**Task goal**
Your response should consist of the records below, repeated exactly.

Data listing section start

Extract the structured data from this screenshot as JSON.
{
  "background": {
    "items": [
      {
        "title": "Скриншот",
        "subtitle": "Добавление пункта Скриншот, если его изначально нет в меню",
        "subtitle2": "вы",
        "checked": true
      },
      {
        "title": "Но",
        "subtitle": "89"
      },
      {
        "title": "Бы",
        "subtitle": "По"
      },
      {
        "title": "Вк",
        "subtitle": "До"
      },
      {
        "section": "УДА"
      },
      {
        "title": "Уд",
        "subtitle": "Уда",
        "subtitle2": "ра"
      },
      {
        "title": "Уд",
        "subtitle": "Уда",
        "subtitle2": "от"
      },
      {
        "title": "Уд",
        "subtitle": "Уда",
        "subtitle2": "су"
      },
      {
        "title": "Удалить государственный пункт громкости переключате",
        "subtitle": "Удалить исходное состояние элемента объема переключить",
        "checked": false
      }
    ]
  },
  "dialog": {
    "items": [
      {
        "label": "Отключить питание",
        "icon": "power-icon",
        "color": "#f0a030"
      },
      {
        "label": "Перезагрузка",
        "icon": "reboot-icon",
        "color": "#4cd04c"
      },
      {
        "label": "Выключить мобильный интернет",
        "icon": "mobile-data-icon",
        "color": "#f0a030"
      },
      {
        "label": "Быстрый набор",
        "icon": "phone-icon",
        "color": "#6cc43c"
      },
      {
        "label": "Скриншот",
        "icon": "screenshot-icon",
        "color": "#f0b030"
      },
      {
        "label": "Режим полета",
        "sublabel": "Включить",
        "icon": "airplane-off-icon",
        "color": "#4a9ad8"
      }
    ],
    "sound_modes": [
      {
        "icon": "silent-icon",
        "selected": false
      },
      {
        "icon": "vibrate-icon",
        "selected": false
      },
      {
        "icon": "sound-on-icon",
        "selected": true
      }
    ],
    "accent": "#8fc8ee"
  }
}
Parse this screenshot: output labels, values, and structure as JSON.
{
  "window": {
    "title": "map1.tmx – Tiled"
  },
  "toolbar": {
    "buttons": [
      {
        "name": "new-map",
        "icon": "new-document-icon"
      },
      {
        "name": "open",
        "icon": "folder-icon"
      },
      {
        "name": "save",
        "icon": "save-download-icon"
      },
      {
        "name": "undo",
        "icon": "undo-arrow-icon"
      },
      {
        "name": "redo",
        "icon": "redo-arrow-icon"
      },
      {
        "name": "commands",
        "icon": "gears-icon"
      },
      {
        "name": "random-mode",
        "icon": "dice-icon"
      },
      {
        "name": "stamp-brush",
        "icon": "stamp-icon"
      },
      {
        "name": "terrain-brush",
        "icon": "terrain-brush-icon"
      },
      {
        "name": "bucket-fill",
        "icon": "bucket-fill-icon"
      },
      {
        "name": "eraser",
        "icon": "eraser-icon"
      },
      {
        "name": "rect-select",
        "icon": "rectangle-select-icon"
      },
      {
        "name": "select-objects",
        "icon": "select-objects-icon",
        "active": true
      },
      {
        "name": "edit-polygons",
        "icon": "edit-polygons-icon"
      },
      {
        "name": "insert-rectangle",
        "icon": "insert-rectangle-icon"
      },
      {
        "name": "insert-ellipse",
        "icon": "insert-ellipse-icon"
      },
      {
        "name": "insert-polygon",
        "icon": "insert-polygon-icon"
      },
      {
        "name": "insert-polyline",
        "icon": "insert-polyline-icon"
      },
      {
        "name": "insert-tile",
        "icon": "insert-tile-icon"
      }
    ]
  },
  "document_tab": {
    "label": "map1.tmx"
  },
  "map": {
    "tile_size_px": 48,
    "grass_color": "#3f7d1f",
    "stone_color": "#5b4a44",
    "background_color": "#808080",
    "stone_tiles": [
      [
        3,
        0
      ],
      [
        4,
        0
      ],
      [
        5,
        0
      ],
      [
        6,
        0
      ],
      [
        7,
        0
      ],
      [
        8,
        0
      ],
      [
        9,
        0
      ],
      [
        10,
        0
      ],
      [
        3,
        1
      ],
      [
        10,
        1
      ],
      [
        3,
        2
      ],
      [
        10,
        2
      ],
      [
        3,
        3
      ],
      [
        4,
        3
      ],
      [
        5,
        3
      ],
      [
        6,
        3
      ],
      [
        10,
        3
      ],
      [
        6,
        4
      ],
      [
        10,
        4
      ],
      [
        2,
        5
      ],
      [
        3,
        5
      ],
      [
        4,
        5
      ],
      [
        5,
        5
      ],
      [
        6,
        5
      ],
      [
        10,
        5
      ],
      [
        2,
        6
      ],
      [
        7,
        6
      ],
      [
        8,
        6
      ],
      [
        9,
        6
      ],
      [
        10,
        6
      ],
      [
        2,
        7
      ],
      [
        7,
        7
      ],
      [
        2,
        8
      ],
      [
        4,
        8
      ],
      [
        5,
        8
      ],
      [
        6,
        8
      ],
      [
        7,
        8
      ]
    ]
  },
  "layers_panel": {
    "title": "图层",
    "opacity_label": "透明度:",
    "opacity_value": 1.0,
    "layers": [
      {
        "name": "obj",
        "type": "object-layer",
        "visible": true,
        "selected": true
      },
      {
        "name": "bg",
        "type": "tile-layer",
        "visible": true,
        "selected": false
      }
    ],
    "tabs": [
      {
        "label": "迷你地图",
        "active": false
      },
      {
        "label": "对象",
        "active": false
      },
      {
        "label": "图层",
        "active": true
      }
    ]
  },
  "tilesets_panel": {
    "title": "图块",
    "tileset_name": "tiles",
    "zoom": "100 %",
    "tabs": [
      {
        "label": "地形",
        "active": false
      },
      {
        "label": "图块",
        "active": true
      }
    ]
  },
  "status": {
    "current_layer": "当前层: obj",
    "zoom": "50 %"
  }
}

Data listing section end

**Solved exercise**
Extract the structured data from this screenshot as JSON.
{
  "background": {
    "items": [
      {
        "title": "Скриншот",
        "subtitle": "Добавление пункта Скриншот, если его изначально нет в меню",
        "subtitle2": "вы",
        "checked": true
      },
      {
        "title": "Но",
        "subtitle": "89"
      },
      {
        "title": "Бы",
        "subtitle": "По"
      },
      {
        "title": "Вк",
        "subtitle": "До"
      },
      {
        "section": "УДА"
      },
      {
        "title": "Уд",
        "subtitle": "Уда",
        "subtitle2": "ра"
      },
      {
        "title": "Уд",
        "subtitle": "Уда",
        "subtitle2": "от"
      },
      {
        "title": "Уд",
        "subtitle": "Уда",
        "subtitle2": "су"
      },
      {
        "title": "Удалить государственный пункт громкости переключате",
        "subtitle": "Удалить исходное состояние элемента объема переключить",
        "checked": false
      }
    ]
  },
  "dialog": {
    "items": [
      {
        "label": "Отключить питание",
        "icon": "power-icon",
        "color": "#f0a030"
      },
      {
        "label": "Перезагрузка",
        "icon": "reboot-icon",
        "color": "#4cd04c"
      },
      {
        "label": "Выключить мобильный интернет",
        "icon": "mobile-data-icon",
        "color": "#f0a030"
      },
      {
        "label": "Быстрый набор",
        "icon": "phone-icon",
        "color": "#6cc43c"
      },
      {
        "label": "Скриншот",
        "icon": "screenshot-icon",
        "color": "#f0b030"
      },
      {
        "label": "Режим полета",
        "sublabel": "Включить",
        "icon": "airplane-off-icon",
        "color": "#4a9ad8"
      }
    ],
    "sound_modes": [
      {
        "icon": "silent-icon",
        "selected": false
      },
      {
        "icon": "vibrate-icon",
        "selected": false
      },
      {
        "icon": "sound-on-icon",
        "selected": true
      }
    ],
    "accent": "#8fc8ee"
  }
}
Parse this screenshot: output labels, values, and structure as JSON.
{
  "window": {
    "title": "map1.tmx – Tiled"
  },
  "toolbar": {
    "buttons": [
      {
        "name": "new-map",
        "icon": "new-document-icon"
      },
      {
        "name": "open",
        "icon": "folder-icon"
      },
      {
        "name": "save",
        "icon": "save-download-icon"
      },
      {
        "name": "undo",
        "icon": "undo-arrow-icon"
      },
      {
        "name": "redo",
        "icon": "redo-arrow-icon"
      },
      {
        "name": "commands",
        "icon": "gears-icon"
      },
      {
        "name": "random-mode",
        "icon": "dice-icon"
      },
      {
        "name": "stamp-brush",
        "icon": "stamp-icon"
      },
      {
        "name": "terrain-brush",
        "icon": "terrain-brush-icon"
      },
      {
        "name": "bucket-fill",
        "icon": "bucket-fill-icon"
      },
      {
        "name": "eraser",
        "icon": "eraser-icon"
      },
      {
        "name": "rect-select",
        "icon": "rectangle-select-icon"
      },
      {
        "name": "select-objects",
        "icon": "select-objects-icon",
        "active": true
      },
      {
        "name": "edit-polygons",
        "icon": "edit-polygons-icon"
      },
      {
        "name": "insert-rectangle",
        "icon": "insert-rectangle-icon"
      },
      {
        "name": "insert-ellipse",
        "icon": "insert-ellipse-icon"
      },
      {
        "name": "insert-polygon",
        "icon": "insert-polygon-icon"
      },
      {
        "name": "insert-polyline",
        "icon": "insert-polyline-icon"
      },
      {
        "name": "insert-tile",
        "icon": "insert-tile-icon"
      }
    ]
  },
  "document_tab": {
    "label": "map1.tmx"
  },
  "map": {
    "tile_size_px": 48,
    "grass_color": "#3f7d1f",
    "stone_color": "#5b4a44",
    "background_color": "#808080",
    "stone_tiles": [
      [
        3,
        0
      ],
      [
        4,
        0
      ],
      [
        5,
        0
      ],
      [
        6,
        0
      ],
      [
        7,
        0
      ],
      [
        8,
        0
      ],
      [
        9,
        0
      ],
      [
        10,
        0
      ],
      [
        3,
        1
      ],
      [
        10,
        1
      ],
      [
        3,
        2
      ],
      [
        10,
        2
      ],
      [
        3,
        3
      ],
      [
        4,
        3
      ],
      [
        5,
        3
      ],
      [
        6,
        3
      ],
      [
        10,
        3
      ],
      [
        6,
        4
      ],
      [
        10,
        4
      ],
      [
        2,
        5
      ],
      [
        3,
        5
      ],
      [
        4,
        5
      ],
      [
        5,
        5
      ],
      [
        6,
        5
      ],
      [
        10,
        5
      ],
      [
        2,
        6
      ],
      [
        7,
        6
      ],
      [
        8,
        6
      ],
      [
        9,
        6
      ],
      [
        10,
        6
      ],
      [
        2,
        7
      ],
      [
        7,
        7
      ],
      [
        2,
        8
      ],
      [
        4,
        8
      ],
      [
        5,
        8
      ],
      [
        6,
        8
      ],
      [
        7,
        8
      ]
    ]
  },
  "layers_panel": {
    "title": "图层",
    "opacity_label": "透明度:",
    "opacity_value": 1.0,
    "layers": [
      {
        "name": "obj",
        "type": "object-layer",
        "visible": true,
        "selected": true
      },
      {
        "name": "bg",
        "type": "tile-layer",
        "visible": true,
        "selected": false
      }
    ],
    "tabs": [
      {
        "label": "迷你地图",
        "active": false
      },
      {
        "label": "对象",
        "active": false
      },
      {
        "label": "图层",
        "active": true
      }
    ]
  },
  "tilesets_panel": {
    "title": "图块",
    "tileset_name": "tiles",
    "zoom": "100 %",
    "tabs": [
      {
        "label": "地形",
        "active": false
      },
      {
        "label": "图块",
        "active": true
      }
    ]
  },
  "status": {
    "current_layer": "当前层: obj",
    "zoom": "50 %"
  }
}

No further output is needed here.